Petroleum engineers apply the principles of geology, physics, and the engineering sciences to the recovery, development, and processing of petroleum. As soon as an exploration team has located an area that could contain oil or gas, petroleum engineers begin their work, which includes determining the best location for drilling new wells, as well as the economic feasibility of developing them. They are also involved in operating oil and gas facilities, monitoring and forecasting reservoir performance, and using enhanced oil recovery t...
Minimum Education Level
According to the U.S. Department of Labor, in May 2018 the median annual salary for petroleum engineers was $137,720. The lowest paid 10 percent earned $79,270 or less. The top 25 percent earned $193,430 or more. The Society of Petroleum Engineers reports that its professional members working in the upstream oil and gas industry reported average total compensation of $197,619 in 2019.
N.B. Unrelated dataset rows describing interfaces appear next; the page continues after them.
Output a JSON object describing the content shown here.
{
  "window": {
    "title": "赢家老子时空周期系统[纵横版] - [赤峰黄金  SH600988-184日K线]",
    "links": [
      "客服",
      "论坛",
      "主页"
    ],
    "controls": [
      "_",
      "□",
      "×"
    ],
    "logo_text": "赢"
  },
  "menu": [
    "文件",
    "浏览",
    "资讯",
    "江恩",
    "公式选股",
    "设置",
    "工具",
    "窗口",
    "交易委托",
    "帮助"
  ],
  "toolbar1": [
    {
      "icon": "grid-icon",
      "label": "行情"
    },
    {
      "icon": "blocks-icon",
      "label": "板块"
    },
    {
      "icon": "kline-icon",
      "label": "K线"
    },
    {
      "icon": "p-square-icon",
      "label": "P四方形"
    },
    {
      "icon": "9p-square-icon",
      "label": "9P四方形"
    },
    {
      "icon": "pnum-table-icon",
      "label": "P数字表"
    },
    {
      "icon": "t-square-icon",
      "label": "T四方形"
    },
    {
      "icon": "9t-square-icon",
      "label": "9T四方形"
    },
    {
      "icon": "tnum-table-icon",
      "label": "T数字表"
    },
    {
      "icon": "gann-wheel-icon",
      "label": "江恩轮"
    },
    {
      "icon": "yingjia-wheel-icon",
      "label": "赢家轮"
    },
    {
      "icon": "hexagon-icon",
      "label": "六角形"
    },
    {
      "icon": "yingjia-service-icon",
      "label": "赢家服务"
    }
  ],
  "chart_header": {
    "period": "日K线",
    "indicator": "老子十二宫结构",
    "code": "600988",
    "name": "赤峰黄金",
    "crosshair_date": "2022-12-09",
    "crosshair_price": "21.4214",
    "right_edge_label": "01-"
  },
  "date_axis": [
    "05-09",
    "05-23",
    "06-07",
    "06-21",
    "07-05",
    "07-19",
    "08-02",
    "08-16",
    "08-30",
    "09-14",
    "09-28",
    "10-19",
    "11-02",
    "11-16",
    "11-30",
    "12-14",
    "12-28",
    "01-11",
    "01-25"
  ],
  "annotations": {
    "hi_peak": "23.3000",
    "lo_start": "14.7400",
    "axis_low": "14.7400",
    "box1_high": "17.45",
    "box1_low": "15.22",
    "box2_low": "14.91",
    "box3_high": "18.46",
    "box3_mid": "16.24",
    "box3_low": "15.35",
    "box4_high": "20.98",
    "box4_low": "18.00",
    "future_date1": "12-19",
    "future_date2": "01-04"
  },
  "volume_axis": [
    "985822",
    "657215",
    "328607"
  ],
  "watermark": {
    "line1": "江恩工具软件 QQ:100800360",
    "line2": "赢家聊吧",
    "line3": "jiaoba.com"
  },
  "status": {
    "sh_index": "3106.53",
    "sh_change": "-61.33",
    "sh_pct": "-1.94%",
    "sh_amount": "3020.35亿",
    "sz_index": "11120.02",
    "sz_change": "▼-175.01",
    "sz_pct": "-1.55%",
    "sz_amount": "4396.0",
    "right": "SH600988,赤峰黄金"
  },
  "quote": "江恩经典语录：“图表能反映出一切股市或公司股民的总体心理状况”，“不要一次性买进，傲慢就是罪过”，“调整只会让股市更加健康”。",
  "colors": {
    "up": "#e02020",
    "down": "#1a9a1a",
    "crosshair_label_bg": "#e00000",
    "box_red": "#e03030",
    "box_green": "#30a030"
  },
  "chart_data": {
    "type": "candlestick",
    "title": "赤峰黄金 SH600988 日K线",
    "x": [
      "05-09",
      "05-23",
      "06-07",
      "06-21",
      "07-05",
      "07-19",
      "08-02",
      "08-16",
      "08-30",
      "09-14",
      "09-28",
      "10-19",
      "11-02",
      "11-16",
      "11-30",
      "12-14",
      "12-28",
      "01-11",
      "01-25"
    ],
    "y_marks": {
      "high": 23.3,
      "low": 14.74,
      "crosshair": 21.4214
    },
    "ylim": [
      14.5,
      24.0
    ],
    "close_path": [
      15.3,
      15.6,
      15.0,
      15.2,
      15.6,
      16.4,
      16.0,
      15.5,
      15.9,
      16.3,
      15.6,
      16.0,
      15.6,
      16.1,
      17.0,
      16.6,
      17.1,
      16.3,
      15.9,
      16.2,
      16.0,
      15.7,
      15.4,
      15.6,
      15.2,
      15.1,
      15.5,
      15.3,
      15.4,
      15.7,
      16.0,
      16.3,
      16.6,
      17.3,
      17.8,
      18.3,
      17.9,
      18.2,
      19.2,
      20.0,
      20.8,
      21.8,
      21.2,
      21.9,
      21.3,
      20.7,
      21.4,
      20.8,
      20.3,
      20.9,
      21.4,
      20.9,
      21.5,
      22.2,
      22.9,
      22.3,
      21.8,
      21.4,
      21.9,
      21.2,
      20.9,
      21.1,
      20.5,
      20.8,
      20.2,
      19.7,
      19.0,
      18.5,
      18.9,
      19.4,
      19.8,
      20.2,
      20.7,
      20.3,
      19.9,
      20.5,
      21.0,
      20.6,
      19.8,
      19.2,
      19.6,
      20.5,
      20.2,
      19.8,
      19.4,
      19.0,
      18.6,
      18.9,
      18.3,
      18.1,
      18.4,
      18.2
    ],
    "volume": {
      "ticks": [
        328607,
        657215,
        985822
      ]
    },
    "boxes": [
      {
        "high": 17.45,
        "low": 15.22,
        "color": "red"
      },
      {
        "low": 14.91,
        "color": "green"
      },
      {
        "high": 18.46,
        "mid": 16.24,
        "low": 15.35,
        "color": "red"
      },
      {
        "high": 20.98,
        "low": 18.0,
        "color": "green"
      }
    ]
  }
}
Petroleum engineers work all over the world: the high seas, remote jungles, vast deserts, plains, and mountain ranges. Petroleum engineers who are assigned to remote, foreign locations may be separated from their families for long periods of time or be required to resettle their families when new job assignments arise. Those working overseas may live in company-supplied housing.
Employment for petroleum engineers is expected to increase slower than the average for all occupations through 2028, according to the U.S. Department of Labor (DOL). The need for engineers to support mining activities, specifically, will support job growth. However, as always, oil prices will be a major determining factor when it comes to employment conditions in the industry. Some employment o...